“Applied Literature and Health Research: A Close Reading of the Human Text”
Alternator Gallery 421 Cawston Ave. Kelowna

Every day when I walk into my office at the Indigenous Peoples’ Health Research Centre, some part of me asks, “How the heck did this happen?” You see, all of my training and all of my degrees are in English. Yet, I think (I sense? I believe?) that I belong here and that my training in English has prepared me for this work. In my talk, I will examine what life has been like as a “discipline shifter” and will discuss the possible contributions of literary studies to health research.

The Cultural Studies Annual Speaker was funded in 2011/12 by the Cultural Studies Speaker Endowment, the Faculty of Creative and Critical Studies, and the Community, Culture, and Global Studies unit, with the support of the Alternator Centre for Contemporary Art.



M. B.A. (with distinction), Hons. Cert., M.A. (Regina), Ph.D. magna cum laude (Ernst-Moritz-Arndt University, Greifswald, Germany) Jo-Ann Episkenew is on leave from her position as Professor of English at the First Nations University of Canada to serve as Director of the Indigenous Peoples’ Health Research Centre. She is a Faculty Affiliate in Kinesiology and Health Studies at the University of Regina. Her research interests include applied literatures, narrative medicine, narrative policy studies, and trauma studies. She is a member of an interdisciplinary research collective awarded a four-year Operating Grant from the Canadian Institutes of Health Research in 2009 to study health leadership in Aboriginal youth using theatre.

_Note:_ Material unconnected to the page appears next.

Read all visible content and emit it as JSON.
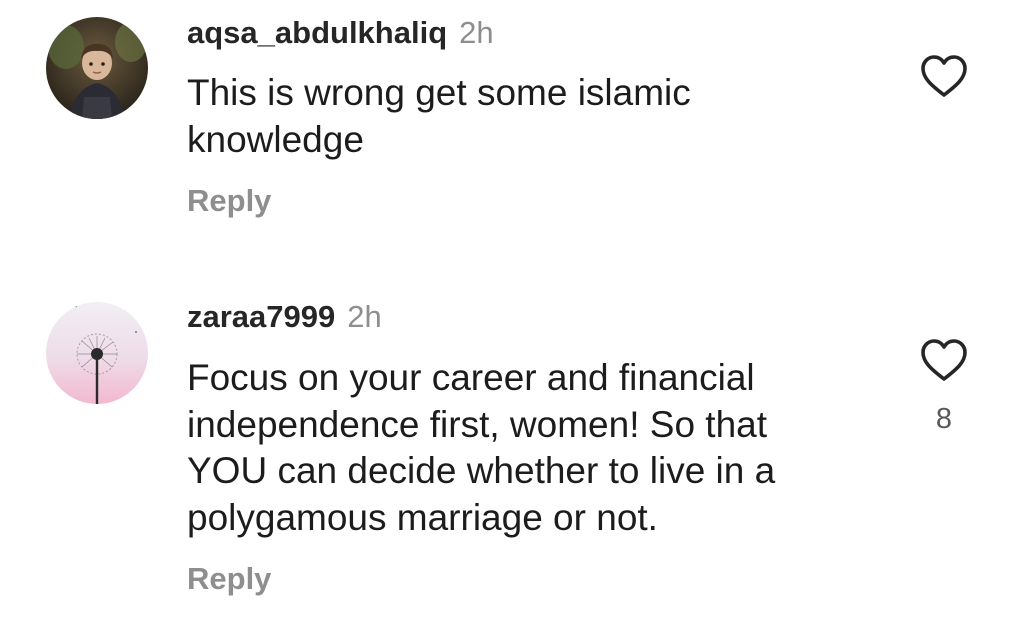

Their research findings have been published in “Rehearsing with Reality: Exploring Health Issues with Aboriginal Youth Through Drama” that appears in a collection called Passion for Action: Building on the Strength and Innovative Changes in Child and Family Services – Voices from the Prairies (2009) and in “Forum Theatre: An Opportunity for Examining and Re-creating Indigenous Identity Through Performance as Play” in Children Under Construction: Play as Curriculum (2010). Jo-Ann’s book Taking Back Our Spirits: Indigenous Literature, Public Policy, and Healing (2009) won the Saskatchewan Book Award for Scholarly Writing in 2009 and the First Peoples Writing Award in 2010. Jo-Ann is past-president of the Association for Bibliotherapy and Applied Literatures and served as Prairie Region representative for the Canadian Association for Commonwealth Literatures and Language Studies. Currently, she is a member of the Chotro International Consultative Group, a group of scholars that organize a bi-annual conference on international Indigenous issues, and a member of the Board of Directors of the Lung Association of Saskatchewan. She also serves on the Judicial Advisory Committee for Federal Judicial appointments for the Province of Saskatchewan. Jo-Ann is a Métis woman born in Manitoba but now a long time resident of Saskatchewan where she lives with her husband Clayton and two grandchildren.

Last reviewed shim9/25/2012 6:27:21 PM